Below is a brief excerpt from a complimentary research note written by our Consumables analysts Howard Penney and Daniel Biolsi. We are pleased to announce our new Sector Pro Product Consumables Pro. Click HERE to learn more.
Beef cow slaughter during Q1 was the largest since 2010. That is after Q4’s slaughter was the largest since 2011.
The trend has accelerated as the slaughter in March was the highest in any month since 2019. Last week’s slaughter was 48% higher than last year. The mix of heifers as a percent of the cattle at 37.7% on feed remains higher.

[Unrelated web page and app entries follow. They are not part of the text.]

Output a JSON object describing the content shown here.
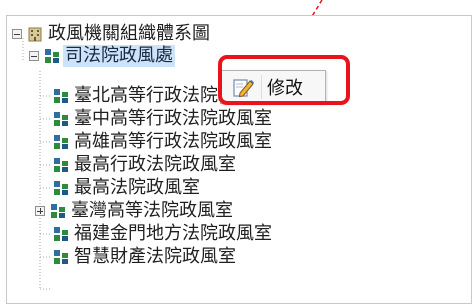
{
  "tree": {
    "root": {
      "label": "政風機關組織體系圖",
      "icon": "building-icon"
    },
    "parent": {
      "label": "司法院政風處",
      "icon": "org-chart-icon"
    },
    "children": [
      {
        "label": "臺北高等行政法院政風室",
        "icon": "org-chart-icon"
      },
      {
        "label": "臺中高等行政法院政風室",
        "icon": "org-chart-icon"
      },
      {
        "label": "高雄高等行政法院政風室",
        "icon": "org-chart-icon"
      },
      {
        "label": "最高行政法院政風室",
        "icon": "org-chart-icon"
      },
      {
        "label": "最高法院政風室",
        "icon": "org-chart-icon"
      },
      {
        "label": "臺灣高等法院政風室",
        "icon": "org-chart-icon",
        "expandable": true
      },
      {
        "label": "福建金門地方法院政風室",
        "icon": "org-chart-icon"
      },
      {
        "label": "智慧財產法院政風室",
        "icon": "org-chart-icon"
      }
    ]
  },
  "context_menu": {
    "items": [
      {
        "label": "修改",
        "icon": "edit-pencil-icon"
      }
    ]
  },
  "colors": {
    "highlight": "#e8131b",
    "selection": "#cde3f7",
    "annotation_line": "#e8131b"
  }
}
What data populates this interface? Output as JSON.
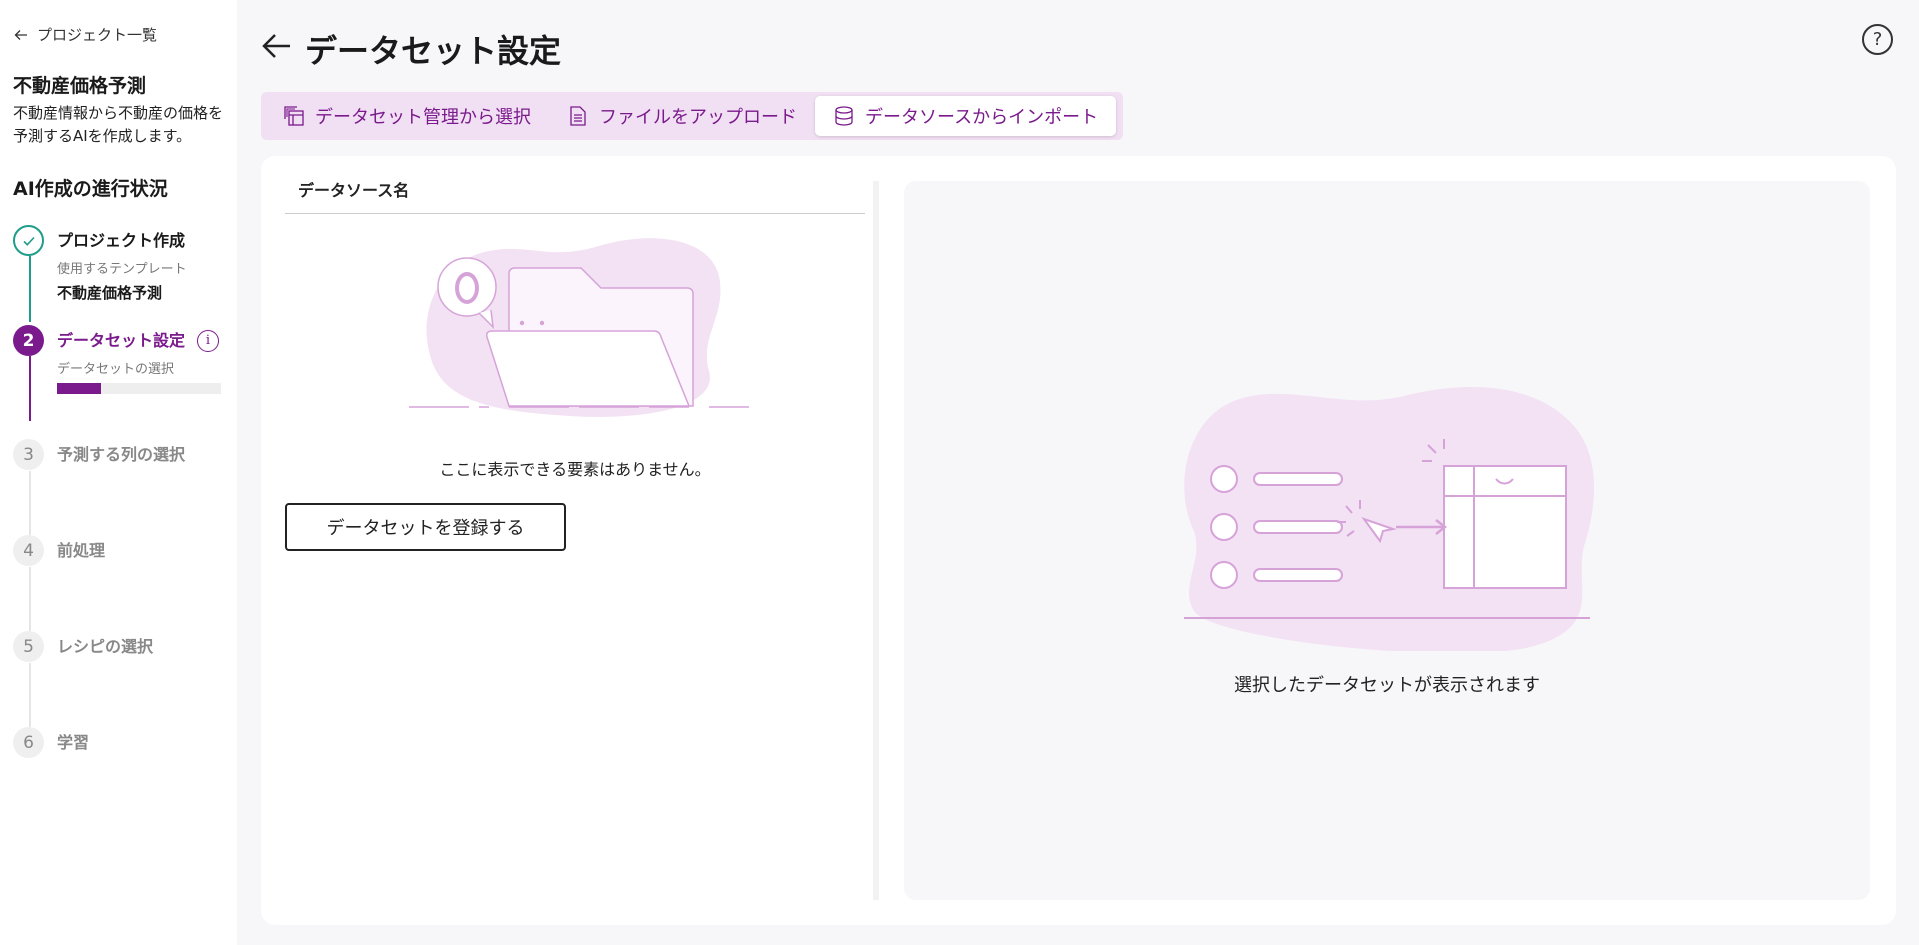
{
  "sidebar": {
    "back_label": "プロジェクト一覧",
    "project_name": "不動産価格予測",
    "project_desc": "不動産情報から不動産の価格を予測するAIを作成します。",
    "progress_title": "AI作成の進行状況",
    "steps": [
      {
        "number": "",
        "label": "プロジェクト作成",
        "sub": "使用するテンプレート",
        "value": "不動産価格予測",
        "status": "done"
      },
      {
        "number": "2",
        "label": "データセット設定",
        "sub": "データセットの選択",
        "progress": 0.27,
        "status": "active"
      },
      {
        "number": "3",
        "label": "予測する列の選択",
        "status": "pending"
      },
      {
        "number": "4",
        "label": "前処理",
        "status": "pending"
      },
      {
        "number": "5",
        "label": "レシピの選択",
        "status": "pending"
      },
      {
        "number": "6",
        "label": "学習",
        "status": "pending"
      }
    ]
  },
  "header": {
    "title": "データセット設定"
  },
  "tabs": [
    {
      "label": "データセット管理から選択",
      "icon": "dataset-table-icon",
      "active": false
    },
    {
      "label": "ファイルをアップロード",
      "icon": "document-icon",
      "active": false
    },
    {
      "label": "データソースからインポート",
      "icon": "database-icon",
      "active": true
    }
  ],
  "main": {
    "column_header": "データソース名",
    "empty_message": "ここに表示できる要素はありません。",
    "register_button": "データセットを登録する",
    "preview_message": "選択したデータセットが表示されます"
  },
  "colors": {
    "accent": "#7a1a8c",
    "done": "#1f9d8a",
    "tab_bg": "#f1dff3",
    "illus_fill": "#f3e1f4",
    "illus_stroke": "#d6a3d9"
  }
}
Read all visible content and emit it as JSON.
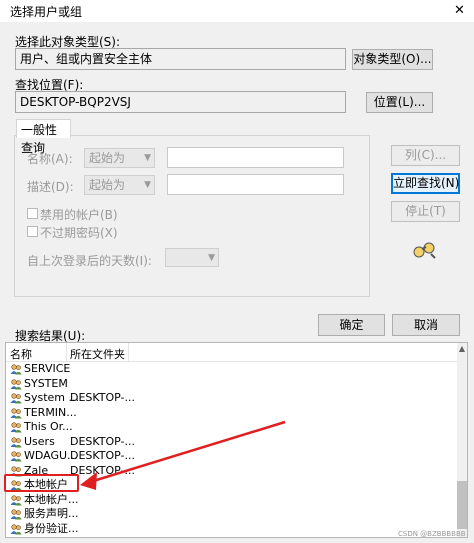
{
  "window": {
    "title": "选择用户或组",
    "close_glyph": "✕"
  },
  "object_type": {
    "label": "选择此对象类型(S):",
    "value": "用户、组或内置安全主体",
    "button": "对象类型(O)..."
  },
  "location": {
    "label": "查找位置(F):",
    "value": "DESKTOP-BQP2VSJ",
    "button": "位置(L)..."
  },
  "general_query": {
    "tab_label": "一般性查询",
    "name_label": "名称(A):",
    "name_mode": "起始为",
    "desc_label": "描述(D):",
    "desc_mode": "起始为",
    "disabled_accounts_label": "禁用的帐户(B)",
    "non_expiring_pwd_label": "不过期密码(X)",
    "days_since_logon_label": "自上次登录后的天数(I):"
  },
  "buttons": {
    "columns": "列(C)...",
    "find_now": "立即查找(N)",
    "stop": "停止(T)",
    "ok": "确定",
    "cancel": "取消"
  },
  "results": {
    "label": "搜索结果(U):",
    "columns": [
      "名称",
      "所在文件夹"
    ],
    "rows": [
      {
        "name": "SERVICE",
        "folder": ""
      },
      {
        "name": "SYSTEM",
        "folder": ""
      },
      {
        "name": "System ...",
        "folder": "DESKTOP-..."
      },
      {
        "name": "TERMIN...",
        "folder": ""
      },
      {
        "name": "This Or...",
        "folder": ""
      },
      {
        "name": "Users",
        "folder": "DESKTOP-..."
      },
      {
        "name": "WDAGU...",
        "folder": "DESKTOP-..."
      },
      {
        "name": "Zale",
        "folder": "DESKTOP-..."
      },
      {
        "name": "本地帐户",
        "folder": ""
      },
      {
        "name": "本地帐户...",
        "folder": ""
      },
      {
        "name": "服务声明...",
        "folder": ""
      },
      {
        "name": "身份验证...",
        "folder": ""
      }
    ]
  },
  "watermark": "CSDN @BZBBBBBB",
  "colors": {
    "accent": "#0078d7",
    "annotation": "#e02020"
  },
  "icons": {
    "user": "user-group-icon",
    "find": "binoculars-icon"
  }
}
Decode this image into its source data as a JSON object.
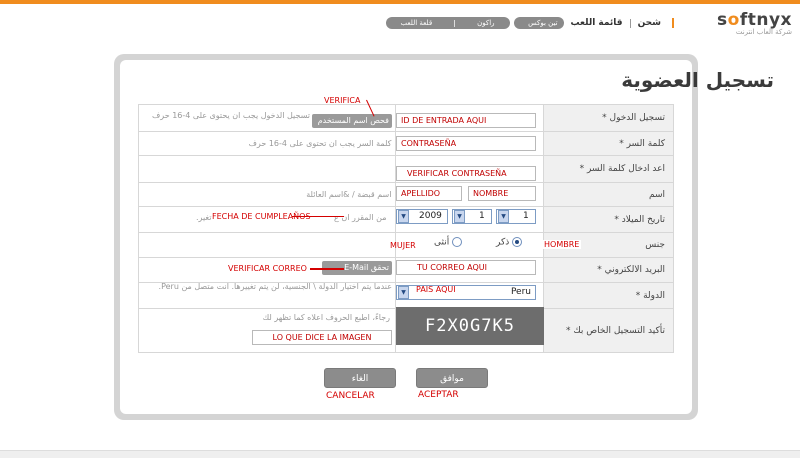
{
  "header": {
    "brand": "softnyx",
    "brand_pre": "s",
    "brand_dot": "o",
    "brand_post": "ftnyx",
    "brand_sub": "شركة العاب انترنت",
    "nav": [
      "شحن",
      "قائمة اللعب"
    ],
    "pill_short": "تين بوكس",
    "pill_long": [
      "راكون",
      "قلعة اللعب"
    ]
  },
  "page": {
    "title": "تسجيل العضوية"
  },
  "form": {
    "login_id": {
      "label": "تسجيل الدخول *",
      "value": "ID DE ENTRADA AQUI",
      "check_button": "فحص اسم المستخدم",
      "hint": "تسجيل الدخول يجب ان يحتوى على 4-16 حرف",
      "annotation": "VERIFICA"
    },
    "password": {
      "label": "كلمة السر *",
      "value": "CONTRASEÑA",
      "hint": "كلمة السر يجب ان تحتوى على 4-16 حرف"
    },
    "password_confirm": {
      "label": "اعد ادخال كلمة السر *",
      "value": "VERIFICAR CONTRASEÑA"
    },
    "name": {
      "label": "اسم",
      "first_value": "NOMBRE",
      "last_value": "APELLIDO",
      "hint": "اسم قبضة / &اسم العائلة"
    },
    "birthdate": {
      "label": "تاريخ الميلاد *",
      "day": "1",
      "month": "1",
      "year": "2009",
      "hint": "من المقرر ان ع",
      "hint2": "تغير.",
      "annotation": "FECHA DE CUMPLEAÑOS"
    },
    "gender": {
      "label": "جنس",
      "male": "ذكر",
      "female": "أنثى",
      "male_annotation": "HOMBRE",
      "female_annotation": "MUJER"
    },
    "email": {
      "label": "البريد الالكتروني *",
      "value": "TU CORREO AQUI",
      "check_button": "تحقق E-Mail",
      "annotation": "VERIFICAR CORREO"
    },
    "country": {
      "label": "الدولة *",
      "value": "Peru",
      "annotation": "PAIS AQUI",
      "hint": "عندما يتم اختيار الدولة \\ الجنسية، لن يتم تغييرها. انت متصل من Peru."
    },
    "captcha": {
      "label": "تأكيد التسجيل الخاص بك *",
      "code": "F2X0G7K5",
      "hint": "رجاءً، اطبع الحروف اعلاه كما تظهر لك",
      "input_annotation": "LO QUE DICE LA IMAGEN"
    }
  },
  "buttons": {
    "ok": "موافق",
    "cancel": "الغاء",
    "ok_annotation": "ACEPTAR",
    "cancel_annotation": "CANCELAR"
  }
}
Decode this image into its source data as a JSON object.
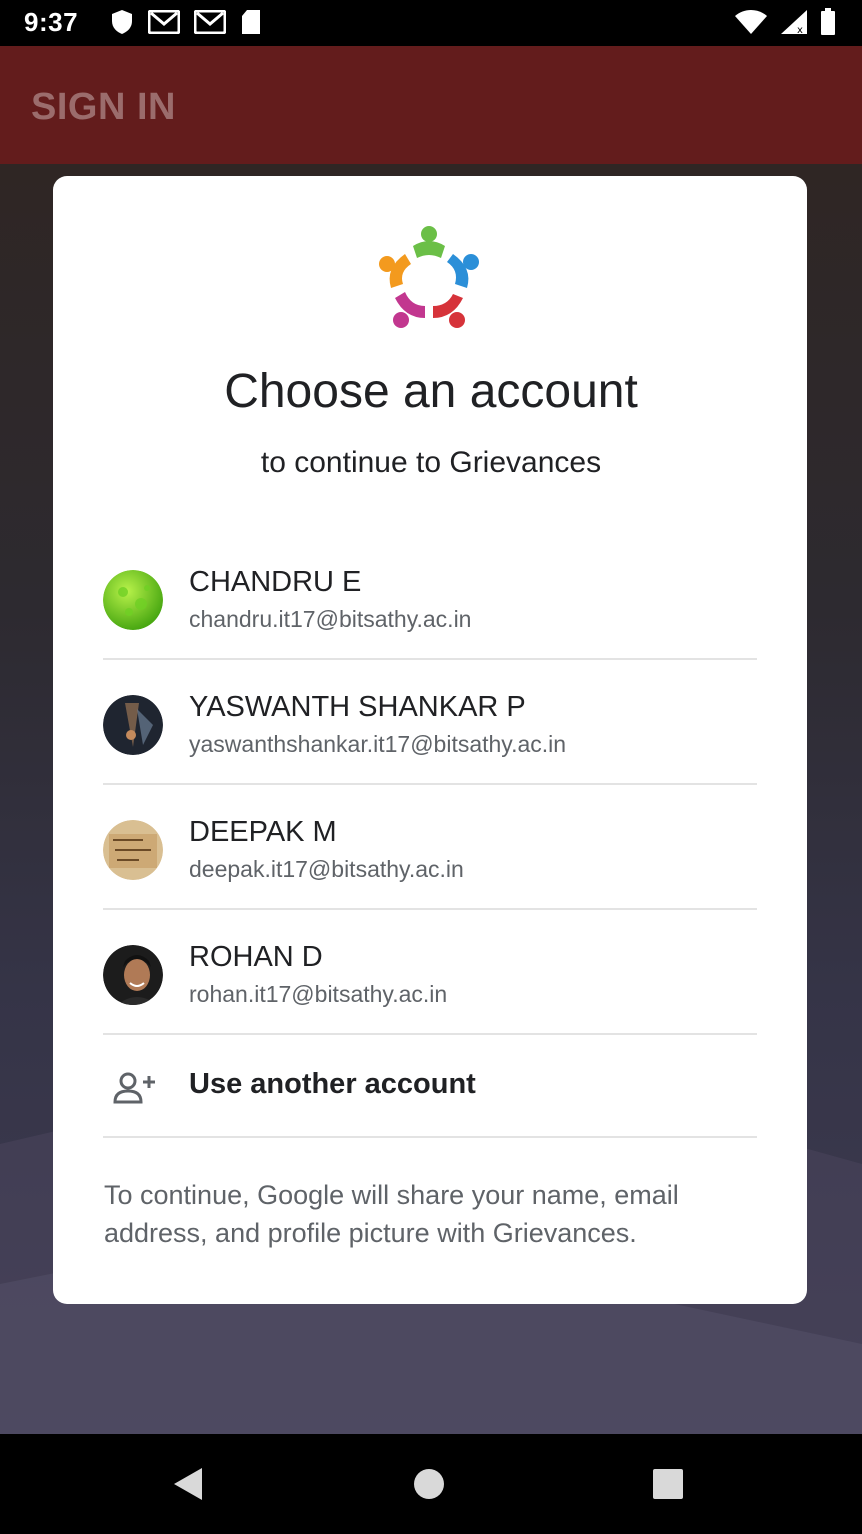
{
  "status_bar": {
    "time": "9:37",
    "icons_left": [
      "shield-icon",
      "gmail-icon",
      "gmail-icon",
      "sd-card-icon"
    ],
    "icons_right": [
      "wifi-icon",
      "signal-icon",
      "battery-icon"
    ]
  },
  "app_bar": {
    "title": "SIGN IN",
    "color": "#631c1c"
  },
  "dialog": {
    "title": "Choose an account",
    "subtitle": "to continue to Grievances",
    "accounts": [
      {
        "name": "CHANDRU E",
        "email": "chandru.it17@bitsathy.ac.in"
      },
      {
        "name": "YASWANTH SHANKAR P",
        "email": "yaswanthshankar.it17@bitsathy.ac.in"
      },
      {
        "name": "DEEPAK M",
        "email": "deepak.it17@bitsathy.ac.in"
      },
      {
        "name": "ROHAN D",
        "email": "rohan.it17@bitsathy.ac.in"
      }
    ],
    "another_account_label": "Use another account",
    "disclaimer": "To continue, Google will share your name, email address, and profile picture with Grievances."
  },
  "nav_bar": {
    "icons": [
      "back-icon",
      "home-icon",
      "recents-icon"
    ]
  }
}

Usually, the ratio of heifers on feed must decline to retain enough to increase the size of the herd. This suggests the herd size will continue to decrease.
Even if there is some improvement in calves, there may not be enough to increase beef inventory. This is one of the impacts of higher feed prices from higher corn and soy prices.
Beef demand continues to be high, but the decrease in feeder prices suggests that packers do not have an issue sourcing supply. Feeder prices fell from $1 to $2 last week.
The spread between cash cattle and wholesale beef prices has continued to widen to historic levels. The USDA price for choice boxed beef was $298 per cwt., up to $12 from last week and $20 two weeks ago.
Beef packers are enjoying very large margins at present. For example, retail ground beef prices were up 4% in March, according to ERS/USDA data.
Wholesale prices are currently down significantly YOY due to the pandemic comparison.